(Reuters) - CBS Corp (NYS:CBS) said it has reached an agreement with Time Warner Cable Inc (NYS:TWC) to end a month-long blackout of its stations in New York, Los Angeles and Dallas.
The two sides had been at odds since August 2, when talks broke down over CBS's demand that the so-called "retransmission fees" be increased in order for Time Warner to continue carrying its signal. Time Warner wanted to also receive CBS programming for its digital outlets without paying additional costs.
Under the agreement, programming on all networks resumed at 6 p.m. EDT (2200 GMT) on Monday, the two sides said in a joint statement.

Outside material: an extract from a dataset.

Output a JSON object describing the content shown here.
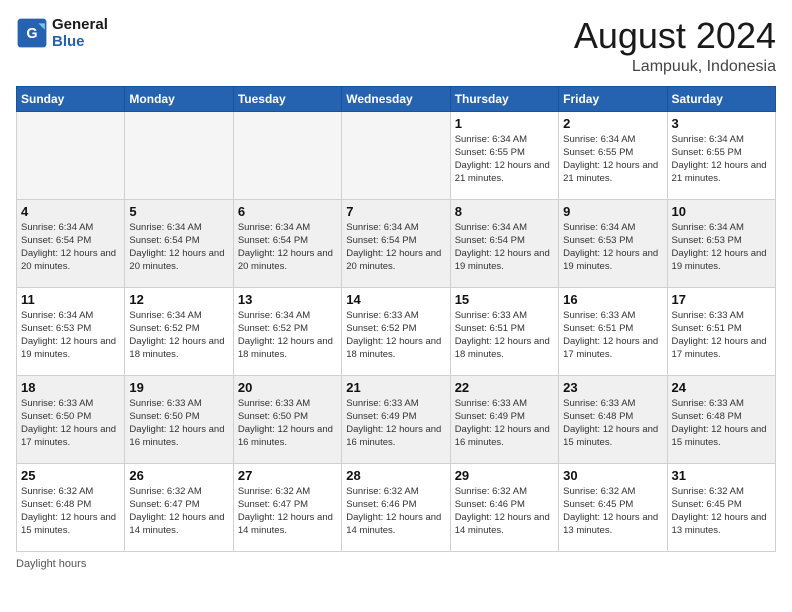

The agreement covers CBS's Showtime premium cable channel as well.
Financial terms of the deal were not disclosed.
Talks intensified in late August, according to a person with knowledge of the negotiations, after CBS Corp (NYS:CBS) began airing ads in the three markets that urged fans to switch television providers before the start of the professional and college football seasons.
The ads, which feature a much-anticipated matchup between star sibling NFL quarterbacks Peyton and Eli Manning, were designed to highlight what Time Warner subscribers would miss should the blackout in those major markets extend into the rabidly followed football season.
Analysts had predicted the blackout - affecting more than 3 million homes - would end around the NFL regular-season kickoff on September 8, as both sides fear a backlash from irate football fans blocked from watching the hugely popular sport.
"They both realize that this was the big skirmish ahead of them, when TV viewers started paying attention after the doldrums of the summer," said sports TV consultant Ed Desser, a former top National Basketball Association executive, said when the ads first appeared.
The CBS ad included shots of the Manning brothers, who will face each other in a September 15 game between the Denver Broncos and New York Giants.
CBS Chief Executive Leslie Moonves said in a statement: "We are receiving fair compensation for CBS content and we also have the ability to monetize our content going forward on all the new, developing platforms that are right now transforming the way people watch television.
"We wanted to hold down costs and retain our ability to deliver a great video experience to our customers," Time Warner Cable Chairman and Chief Executive Glenn Britt said in a separate statement. "While we certainly didn't get everything we wanted, ultimately we ended up in a much better place than when we started."
(Reporting by Garima Goel in Bangalore, editing by G Crosse, Bernard Orr)